Former Tampa Bay Buccaneers star Gerald McCoy has tons of love for his days with the team, expect when it comes to particular head coach.
Gerald McCoy retired from the NFL this offseason, but he’s taking some pretty incredible memories and stories with him.
His best years were spent with the Tampa Bay Buccaneers, which unfortunately overlapped with some of the darkest days in franchise history. It’s not McCoy’s fault the 2010s era for the Bucs was so pitifully bad and filled with empty promises, and for many he was the sole bright spot throughout that period of time.
Despite best efforts by some truly incompetent people, McCoy was a Pro Bowl player on one of the most consistently bad teams of the decade.

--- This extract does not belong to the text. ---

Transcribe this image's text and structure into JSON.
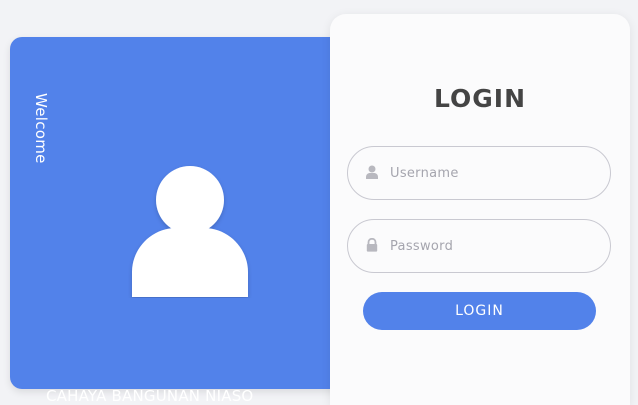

There are more than a few folks who deserve blame for how things went, but the poster boy for those troubled times is former head coach Greg Schiano.
There was about a three second period where it looked like things might turn out, but what ensued after hiring Schiano were two of the worst years the team has ever endured. It wasn’t just the losing, but Schiano’s tenure is often cited as the turning point in the Bucs sharp descent into total darkness until Tom Brady helped everyone see the light again so many years later.
McCoy didn’t get to be a part of the Brady era, and he rightfully carries around an axe for what Schiano did to his team and his legacy while in Tampa Bay.
Bucs fans don’t need any convincing to pile on Schiano for what he did to the franchise, and hearing the joy in McCoy’s voice instantly sucked out of the room upon his mention is proof that the trauma is shared.
Gerald McCoy cooked Greg Schiano while re-telling old Bucs stories
McCoy sat down with Chris Long on the Green Light podcast to share some old stories from his playing days. Most of them are exactly the type of joyous stuff we’ve come to love and expect out of McCoy, but not even his high positivity personality can mask the disdain he has for Schiano.
McCoy was recalling the amazing dichotomy of former teammate Michael Bennett, and the goofy stories unsurprisingly come to an abrupt end when they begin to overlap with Schiano’s tenure.
”What Mike did, he was like a computer. He could download a whole offense, not practice all week, and some of the things you saw him do in Seattle he was doing in Tampa but we had Greg Schiano,” McCoy said. “He wasn’t allowing Mike to do all of that. So when he got to Seattle Pete [Carroll] was letting Mike make plays.”
We all knew that Schiano was bad news for the Bucs but this seems to be even more confirmation of how truly dark those days were for the franchise. Not only did Schiano grind any progress the franchise might have been making to a halt, but it’s pretty clear he set things back in a rather significant way.
Michael Bennett was a beloved player in Tampa Bay, and it was clear that he was an extremely talented player. Fans who are routinely rushed off for being armchair analysts could see it clear as day, yet Schiano refused to allow his ego to recognize a player who could have helped change things both on and off the field in Tampa Bay.
McCoy went on to tell a story about how former Seahawks defensive coordinator Gus Bradley took the opposite approach to Bennett that Schiano did and how it impacted his coaching style.
“All the way up until last year with the Raiders, Gus Bradley would insert certain defenses and he had certain calls for the defensive line that he took because Mike did it on his own,” McCoy said. He’s not playing within the scheme of the defense because he’s thinking ‘this is stupid, I know where the ball is going’.”
Now, imagine if Schiano had tabled his faux tough guy schtick long enough to let Bennett leave an imprint on the Bucs defense. There’s no guarantee things would have worked out, but that era for the franchise likely would have been more fun and felt less like we were sent it military school.
There’s also a chance Bennett’s personality helped elevate the Bucs brand and made the team fun on a national stage even if the team still wasn’t able to get over the hump.
It’s another What-If from that era in Bucs football, and further confirmation that Greg Schiano was one of the biggest mistakes the franchise has ever made.